TASK TO COMPLETE: An exact reproduction of all entries is required.

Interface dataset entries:
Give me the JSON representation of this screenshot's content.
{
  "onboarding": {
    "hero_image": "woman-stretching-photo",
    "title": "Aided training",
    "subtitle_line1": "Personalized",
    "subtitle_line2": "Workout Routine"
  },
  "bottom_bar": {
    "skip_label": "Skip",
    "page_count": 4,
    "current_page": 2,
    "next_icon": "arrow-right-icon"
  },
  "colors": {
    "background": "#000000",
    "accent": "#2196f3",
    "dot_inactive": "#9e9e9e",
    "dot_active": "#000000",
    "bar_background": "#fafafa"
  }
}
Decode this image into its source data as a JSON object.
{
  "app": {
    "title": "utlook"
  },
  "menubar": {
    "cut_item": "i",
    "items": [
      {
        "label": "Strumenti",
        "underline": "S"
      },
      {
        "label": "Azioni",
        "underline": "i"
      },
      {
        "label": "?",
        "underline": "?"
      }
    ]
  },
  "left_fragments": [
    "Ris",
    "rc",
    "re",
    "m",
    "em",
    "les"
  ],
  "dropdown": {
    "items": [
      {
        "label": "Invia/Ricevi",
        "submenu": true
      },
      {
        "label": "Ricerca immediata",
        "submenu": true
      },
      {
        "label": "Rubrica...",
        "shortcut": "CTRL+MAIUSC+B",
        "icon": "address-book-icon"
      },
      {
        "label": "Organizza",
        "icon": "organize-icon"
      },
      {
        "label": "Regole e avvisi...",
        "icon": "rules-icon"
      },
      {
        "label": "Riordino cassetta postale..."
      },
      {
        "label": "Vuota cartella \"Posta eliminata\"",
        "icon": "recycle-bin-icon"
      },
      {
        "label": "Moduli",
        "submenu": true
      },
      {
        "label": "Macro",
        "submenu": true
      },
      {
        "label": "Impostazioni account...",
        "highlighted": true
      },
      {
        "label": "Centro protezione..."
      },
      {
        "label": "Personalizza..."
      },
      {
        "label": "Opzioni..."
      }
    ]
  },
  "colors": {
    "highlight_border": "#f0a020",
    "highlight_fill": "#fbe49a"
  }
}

RESPONSE BOX:
Give me the JSON representation of this screenshot's content.
{
  "onboarding": {
    "hero_image": "woman-stretching-photo",
    "title": "Aided training",
    "subtitle_line1": "Personalized",
    "subtitle_line2": "Workout Routine"
  },
  "bottom_bar": {
    "skip_label": "Skip",
    "page_count": 4,
    "current_page": 2,
    "next_icon": "arrow-right-icon"
  },
  "colors": {
    "background": "#000000",
    "accent": "#2196f3",
    "dot_inactive": "#9e9e9e",
    "dot_active": "#000000",
    "bar_background": "#fafafa"
  }
}
Decode this image into its source data as a JSON object.
{
  "app": {
    "title": "utlook"
  },
  "menubar": {
    "cut_item": "i",
    "items": [
      {
        "label": "Strumenti",
        "underline": "S"
      },
      {
        "label": "Azioni",
        "underline": "i"
      },
      {
        "label": "?",
        "underline": "?"
      }
    ]
  },
  "left_fragments": [
    "Ris",
    "rc",
    "re",
    "m",
    "em",
    "les"
  ],
  "dropdown": {
    "items": [
      {
        "label": "Invia/Ricevi",
        "submenu": true
      },
      {
        "label": "Ricerca immediata",
        "submenu": true
      },
      {
        "label": "Rubrica...",
        "shortcut": "CTRL+MAIUSC+B",
        "icon": "address-book-icon"
      },
      {
        "label": "Organizza",
        "icon": "organize-icon"
      },
      {
        "label": "Regole e avvisi...",
        "icon": "rules-icon"
      },
      {
        "label": "Riordino cassetta postale..."
      },
      {
        "label": "Vuota cartella \"Posta eliminata\"",
        "icon": "recycle-bin-icon"
      },
      {
        "label": "Moduli",
        "submenu": true
      },
      {
        "label": "Macro",
        "submenu": true
      },
      {
        "label": "Impostazioni account...",
        "highlighted": true
      },
      {
        "label": "Centro protezione..."
      },
      {
        "label": "Personalizza..."
      },
      {
        "label": "Opzioni..."
      }
    ]
  },
  "colors": {
    "highlight_border": "#f0a020",
    "highlight_fill": "#fbe49a"
  }
}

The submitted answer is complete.